Tuesday, October 01, 2013

Government Shutdowns, Funding Gaps, and Panda Cams

With President Jimmy Carter watching, Benjamin Civiletti is sworn in by Chief Justice Warren Burger as U.S. attorney general on Aug. 16, 1979. The following year, Civiletti issued a legal opinion saying that federal work cannot go on until Congress agrees to pay for it.
Government shutdowns were so common before 1980 that government workers just kept on working believing Congress would get around to passing a budget. And they did. Then Jimmy Carter(D) was elected, and "his Attorney General Benjamin Civiletti issued a legal opinion saying government work cannot go on until Congress agrees to pay for it." Thanks, Jimmy.

This time around, we're again warned of Armageddon, stocks will plunge, the economy will unravel, and meteors will streak the sky. None of that will happen, however. Well, except for that last one - the Orionids meteor shower will be active from October 17 to 25. The cheap suit unravelling of the economy may be Wall Streets worst fear, but is hardly likely in the long run as previous government shutdowns have shown such fears to be overwrought.

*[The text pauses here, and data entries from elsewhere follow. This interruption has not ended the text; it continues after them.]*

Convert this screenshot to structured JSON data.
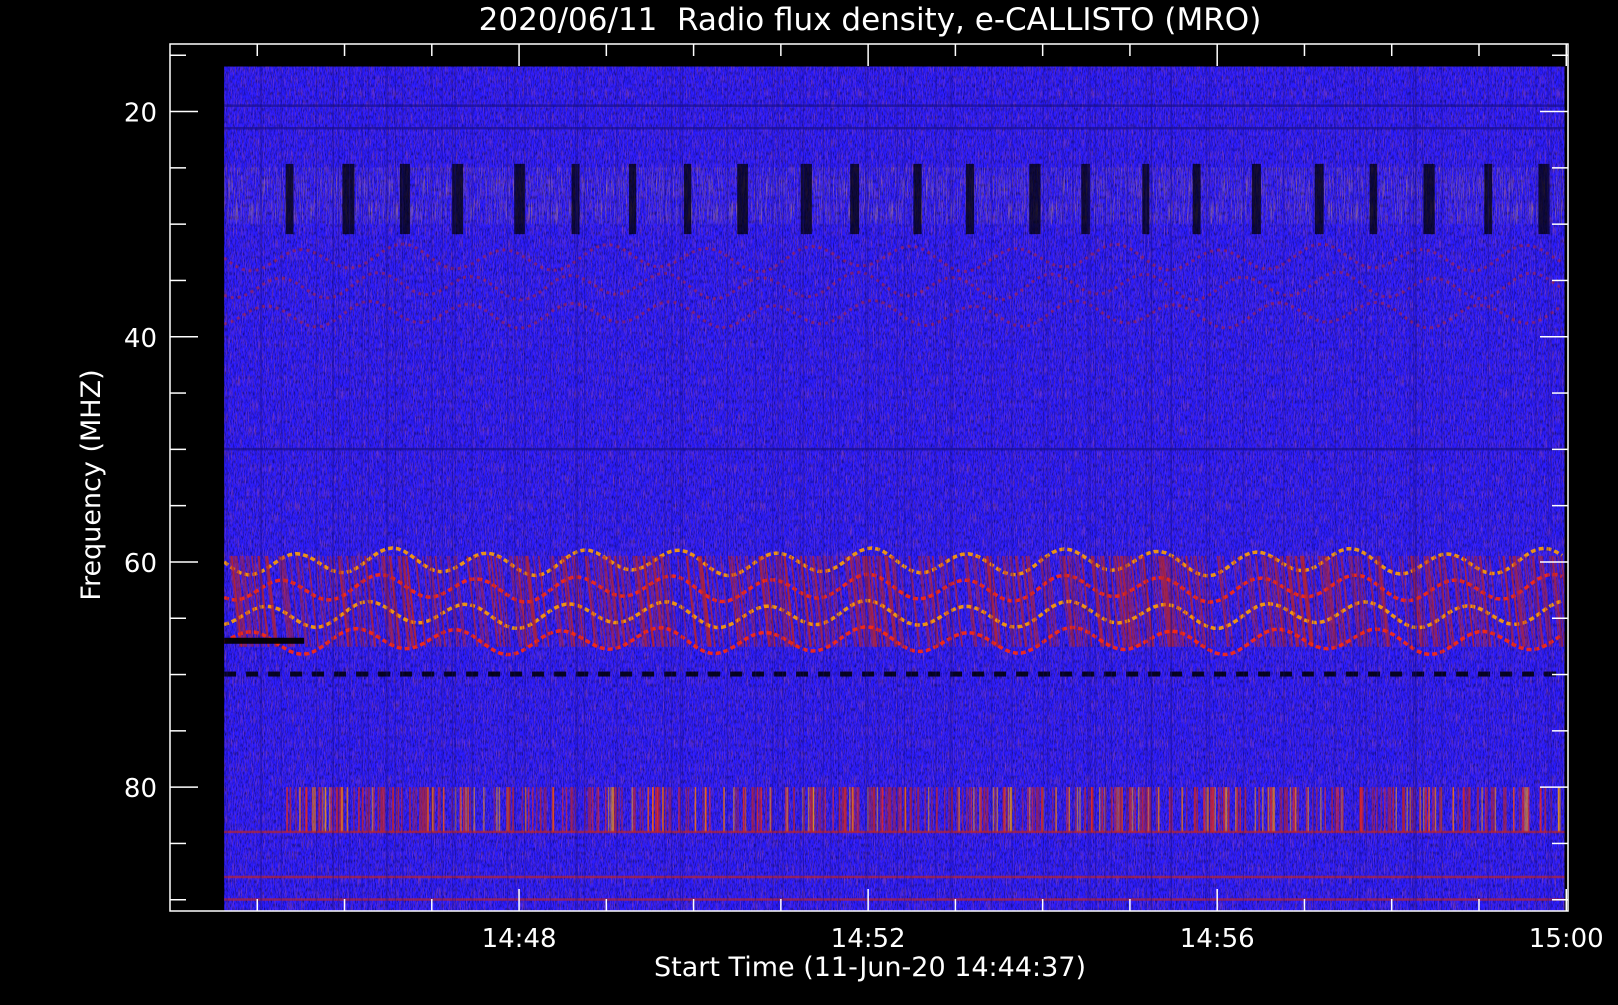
{
  "chart_data": {
    "type": "heatmap",
    "title": "2020/06/11  Radio flux density, e-CALLISTO (MRO)",
    "xlabel": "Start Time (11-Jun-20 14:44:37)",
    "ylabel": "Frequency (MHZ)",
    "x_ticks": [
      "14:48",
      "14:52",
      "14:56",
      "15:00"
    ],
    "y_ticks": [
      "20",
      "40",
      "60",
      "80"
    ],
    "x_tick_minutes": [
      48,
      52,
      56,
      60
    ],
    "y_tick_values": [
      20,
      40,
      60,
      80
    ],
    "xlim_minutes_after_14h": [
      44,
      60.02
    ],
    "data_xlim_minutes_after_14h": [
      44.62,
      59.98
    ],
    "ylim_mhz": [
      14,
      91
    ],
    "data_ylim_mhz": [
      16,
      91
    ],
    "y_inverted": true,
    "colormap": [
      "#000000",
      "#1a0f8c",
      "#2b1cff",
      "#b8232c",
      "#ff2a0a",
      "#ffa000"
    ],
    "background_color": "#2b1cff",
    "features": [
      {
        "description": "bright dense noise band",
        "freq_range_mhz": [
          25,
          30
        ]
      },
      {
        "description": "wavy interference arcs",
        "freq_range_mhz": [
          33,
          38
        ]
      },
      {
        "description": "bright orange wavy emission arcs",
        "freq_range_mhz": [
          60,
          67
        ]
      },
      {
        "description": "dark horizontal gap line",
        "freq_mhz": 70
      },
      {
        "description": "dense vertical striation noise band",
        "freq_range_mhz": [
          80,
          84
        ]
      }
    ]
  }
}
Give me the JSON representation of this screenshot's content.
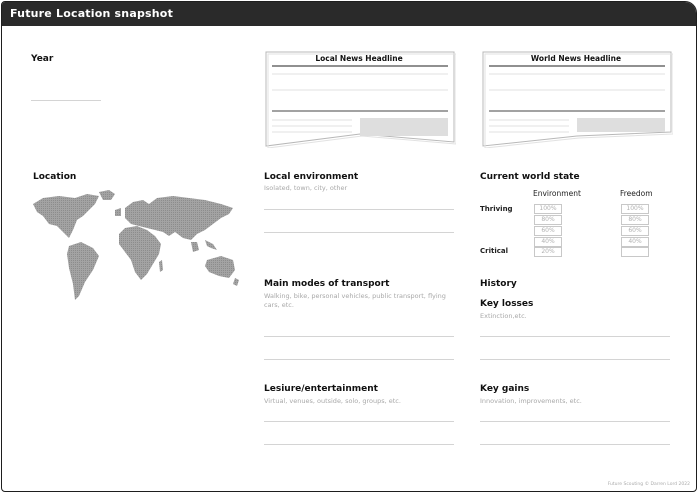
{
  "title": "Future Location snapshot",
  "year": {
    "label": "Year"
  },
  "location": {
    "label": "Location"
  },
  "headlines": {
    "local": "Local News Headline",
    "world": "World News Headline"
  },
  "local_environment": {
    "label": "Local environment",
    "hint": "Isolated, town, city, other"
  },
  "transport": {
    "label": "Main modes of transport",
    "hint": "Walking, bike, personal vehicles, public transport, flying cars, etc."
  },
  "leisure": {
    "label": "Lesiure/entertainment",
    "hint": "Virtual, venues, outside, solo, groups, etc."
  },
  "world_state": {
    "label": "Current world state",
    "environment": "Environment",
    "freedom": "Freedom",
    "thriving": "Thriving",
    "critical": "Critical",
    "environment_levels": [
      "100%",
      "80%",
      "60%",
      "40%",
      "20%"
    ],
    "freedom_levels": [
      "100%",
      "80%",
      "60%",
      "40%",
      ""
    ]
  },
  "history": {
    "label": "History",
    "losses_label": "Key losses",
    "losses_hint": "Extinction,etc.",
    "gains_label": "Key gains",
    "gains_hint": "Innovation, improvements, etc."
  },
  "credit": "Future Scouting © Darren Lord 2022",
  "colors": {
    "titlebar": "#2a2a2a",
    "map": "#999999",
    "line": "#d4d4d4"
  }
}
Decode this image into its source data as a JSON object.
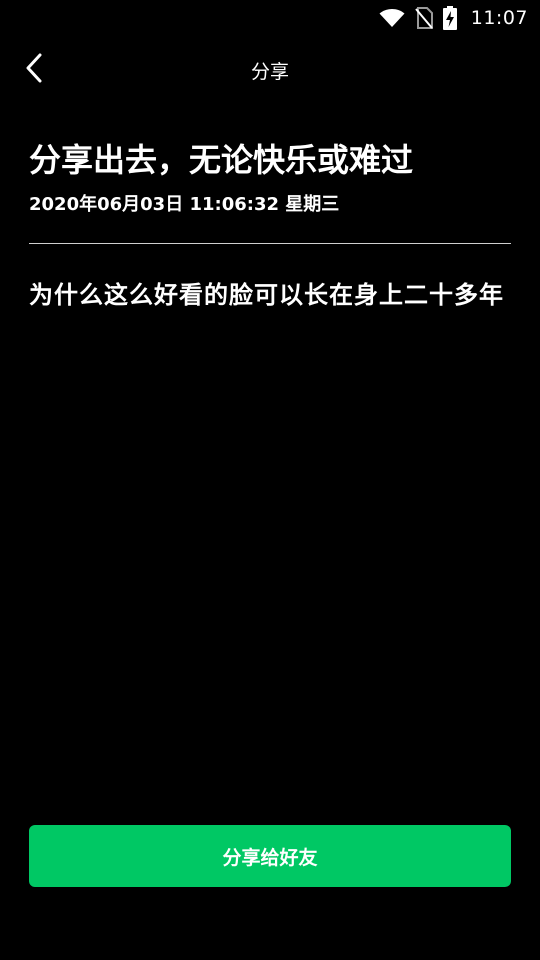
{
  "status_bar": {
    "time": "11:07",
    "icons": [
      "wifi-icon",
      "no-sim-icon",
      "battery-charging-icon"
    ]
  },
  "app_bar": {
    "title": "分享",
    "back_icon": "chevron-left-icon"
  },
  "content": {
    "headline": "分享出去，无论快乐或难过",
    "timestamp": "2020年06月03日 11:06:32 星期三",
    "body": "为什么这么好看的脸可以长在身上二十多年"
  },
  "actions": {
    "share_label": "分享给好友"
  },
  "colors": {
    "background": "#000000",
    "accent": "#00c864",
    "text": "#ffffff"
  }
}
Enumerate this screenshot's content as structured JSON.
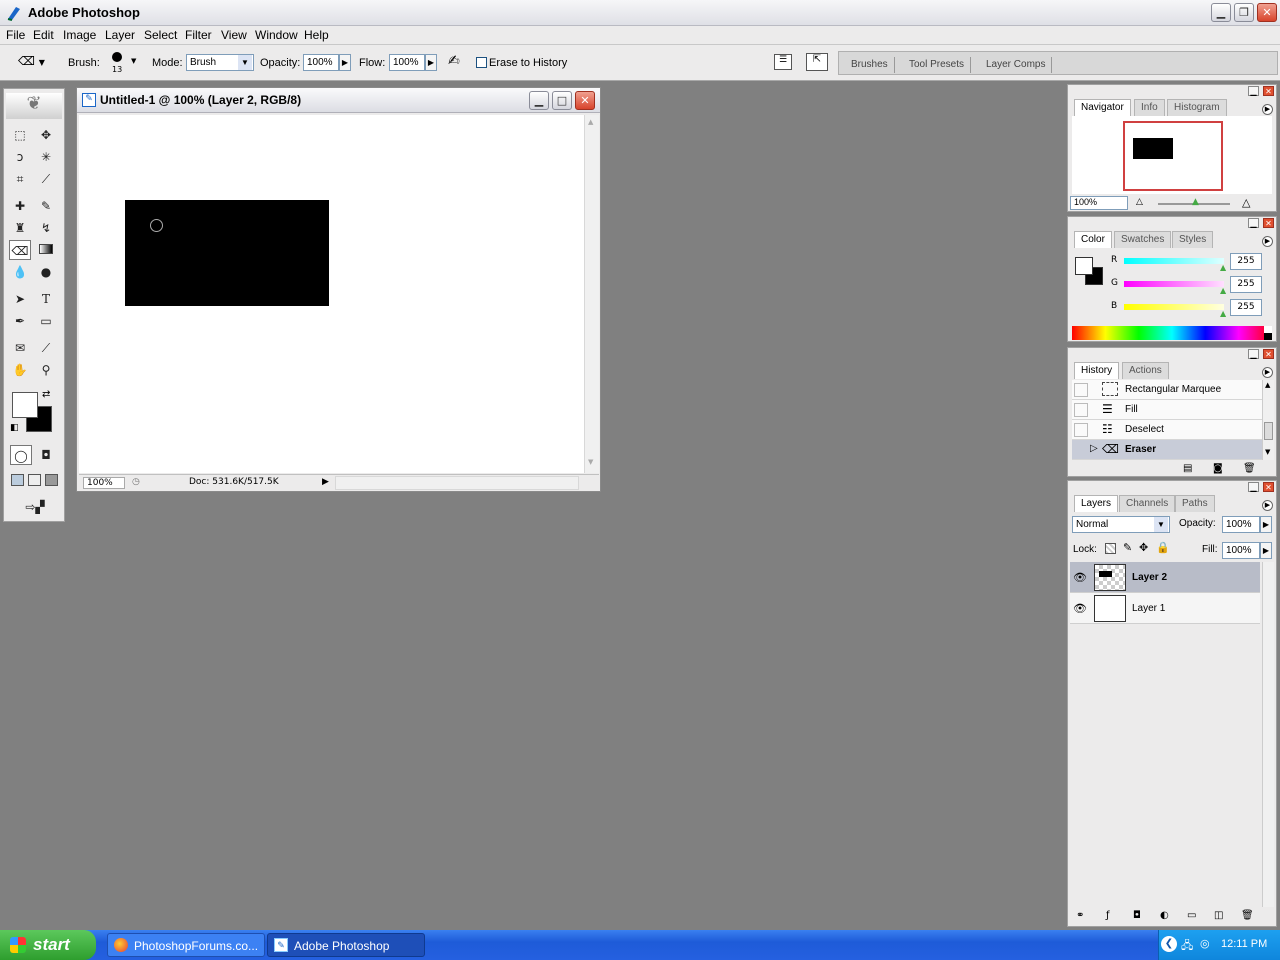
{
  "app": {
    "title": "Adobe Photoshop"
  },
  "menu": [
    "File",
    "Edit",
    "Image",
    "Layer",
    "Select",
    "Filter",
    "View",
    "Window",
    "Help"
  ],
  "options": {
    "brush_label": "Brush:",
    "brush_size": "13",
    "mode_label": "Mode:",
    "mode_value": "Brush",
    "opacity_label": "Opacity:",
    "opacity_value": "100%",
    "flow_label": "Flow:",
    "flow_value": "100%",
    "erase_history_label": "Erase to History",
    "well_tabs": [
      "Brushes",
      "Tool Presets",
      "Layer Comps"
    ]
  },
  "document": {
    "title": "Untitled-1 @ 100% (Layer 2, RGB/8)",
    "zoom": "100%",
    "doc_info": "Doc: 531.6K/517.5K"
  },
  "navigator": {
    "tabs": [
      "Navigator",
      "Info",
      "Histogram"
    ],
    "zoom": "100%"
  },
  "color": {
    "tabs": [
      "Color",
      "Swatches",
      "Styles"
    ],
    "channels": [
      {
        "label": "R",
        "value": "255",
        "gradient": "#00ffff"
      },
      {
        "label": "G",
        "value": "255",
        "gradient": "#ff00ff"
      },
      {
        "label": "B",
        "value": "255",
        "gradient": "#ffff00"
      }
    ]
  },
  "history": {
    "tabs": [
      "History",
      "Actions"
    ],
    "items": [
      "Rectangular Marquee",
      "Fill",
      "Deselect",
      "Eraser"
    ]
  },
  "layers": {
    "tabs": [
      "Layers",
      "Channels",
      "Paths"
    ],
    "blend_mode": "Normal",
    "opacity_label": "Opacity:",
    "opacity_value": "100%",
    "lock_label": "Lock:",
    "fill_label": "Fill:",
    "fill_value": "100%",
    "items": [
      "Layer 2",
      "Layer 1"
    ]
  },
  "taskbar": {
    "start": "start",
    "items": [
      "PhotoshopForums.co...",
      "Adobe Photoshop"
    ],
    "clock": "12:11 PM"
  }
}
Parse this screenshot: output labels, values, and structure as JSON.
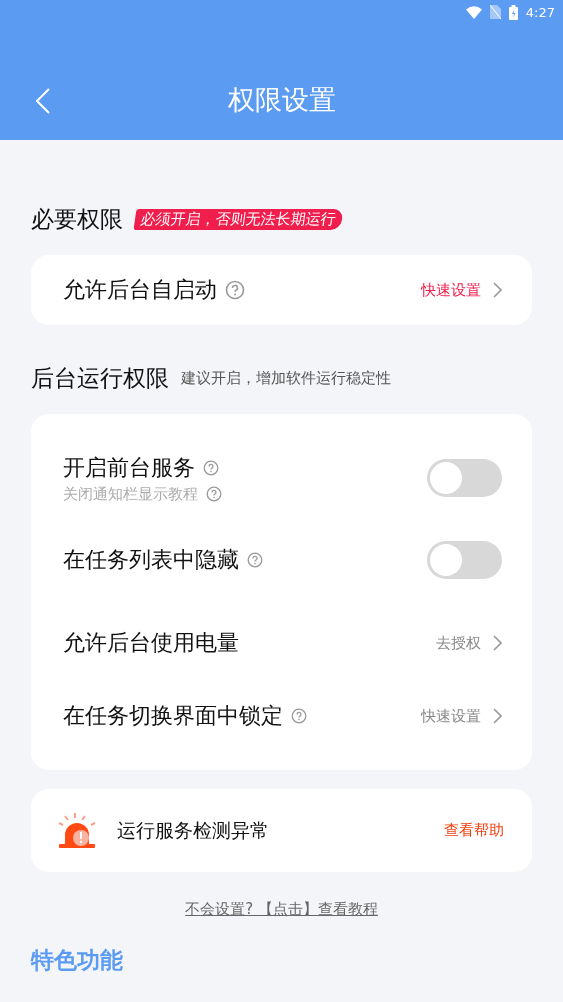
{
  "status_bar": {
    "time": "4:27"
  },
  "header": {
    "title": "权限设置"
  },
  "required": {
    "title": "必要权限",
    "badge": "必须开启，否则无法长期运行",
    "rows": [
      {
        "kind": "link",
        "label": "允许后台自启动",
        "help": true,
        "action": "快速设置",
        "accent": true
      }
    ]
  },
  "background": {
    "title": "后台运行权限",
    "hint": "建议开启，增加软件运行稳定性",
    "rows": [
      {
        "kind": "toggle",
        "label": "开启前台服务",
        "help": true,
        "subtitle": "关闭通知栏显示教程",
        "on": false
      },
      {
        "kind": "toggle",
        "label": "在任务列表中隐藏",
        "help": true,
        "on": false
      },
      {
        "kind": "link",
        "label": "允许后台使用电量",
        "help": false,
        "action": "去授权",
        "accent": false
      },
      {
        "kind": "link",
        "label": "在任务切换界面中锁定",
        "help": true,
        "action": "快速设置",
        "accent": false
      }
    ]
  },
  "alert": {
    "message": "运行服务检测异常",
    "action": "查看帮助"
  },
  "tutorial_link": "不会设置? 【点击】查看教程",
  "features": {
    "title": "特色功能"
  }
}
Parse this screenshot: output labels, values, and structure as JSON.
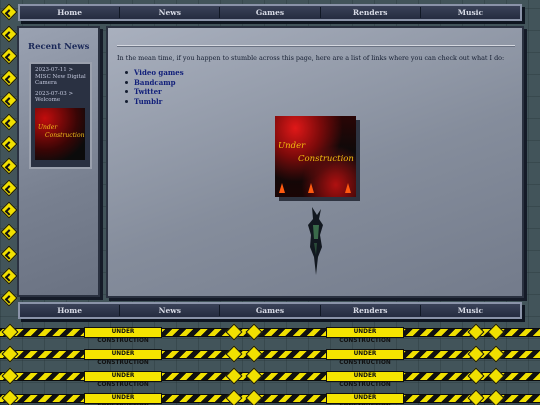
{
  "nav": {
    "items": [
      {
        "label": "Home"
      },
      {
        "label": "News"
      },
      {
        "label": "Games"
      },
      {
        "label": "Renders"
      },
      {
        "label": "Music"
      }
    ]
  },
  "sidebar": {
    "title": "Recent News",
    "news": [
      {
        "label": "2023-07-11 > MISC New Digital Camera"
      },
      {
        "label": "2023-07-03 > Welcome"
      }
    ],
    "thumb_line1": "Under",
    "thumb_line2": "Construction"
  },
  "main": {
    "intro": "In the mean time, if you happen to stumble across this page, here are a list of links where you can check out what I do:",
    "links": [
      {
        "label": "Video games"
      },
      {
        "label": "Bandcamp"
      },
      {
        "label": "Twitter"
      },
      {
        "label": "Tumblr"
      }
    ],
    "banner_line1": "Under",
    "banner_line2": "Construction"
  },
  "tape": {
    "label": "UNDER CONSTRUCTION"
  },
  "colors": {
    "caution_yellow": "#f1e000",
    "nav_bg": "#2f364c",
    "link_blue": "#12207a",
    "title_blue": "#1a2858"
  }
}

Since 1976, there have been 17 government funding gaps and shutdowns lasting between 1 and 21 days (some say 28 days, but I think they're counting the Christmas and New Year holidays when government is shutdown anyway.) A funding gap is the situation in which federal agencies continue to operate without a regular appropriations bill, while a government shutdown closes only non-essential services like national parks and museums. Because Obama* has made huge increases to government, some 800,000 federal workers will be sent home until a deal is struck. Such  closures have never caused a Wall Street investment meltdown in the past, and it's dubious one will do so now.
FUNDING GAPS AND SHUTDOWNS OF MORE THAN 10 DAYS:
— 1976 Funding gap: From Sept 30 to Oct. 11 under President Ford. S&P 500 goes from 105.24 to 101.64.
— 1977 Funding gap: From Sept. 30 to Oct. 13 under Carter. S&P 500 starts at 96.53 and ends at 93.46.
— 1978 Funding gap: From Sept. 30 to Oct. 18 under Carter. S&P starts at 102.54 and ends at 100.49.
— 1979 Funding gap: From Sept. 30 to Oct. 12 under Carter. S&P goes from 108.56 to 104.49.
— 1995-1996 Shutdown: From Nov. 14 to Nov. 19, 1995, under Clinton, the S&P goes from 592.30 to 600.07. And from Dec. 15 to Jan. 6, 1996, the S&P goes from 616.92 to 616.71.
smithsonian pandaPossibly the most egregious result of the government shutdown is that the Panda-cam at the National Zoo will go dark. Exactly why the Federal government is funding a 24 hour camera in the panda enclosure when Nancy Pelosi told CNNs Candy Crowley in an interview Sept 23, 2013 that the federal budget can't be cut any more "[b]ecause the cupboard is bare. There’s no more cuts to make. It’s really important that people understand that. We all want to reduce the deficit. …You cannot have any more cuts just for the sake of cuts." is an argument for another day.

1 comment:

Anonymous said...

Every time I hear Pelosi's name, I think of the most urgent cut we need to make.

Don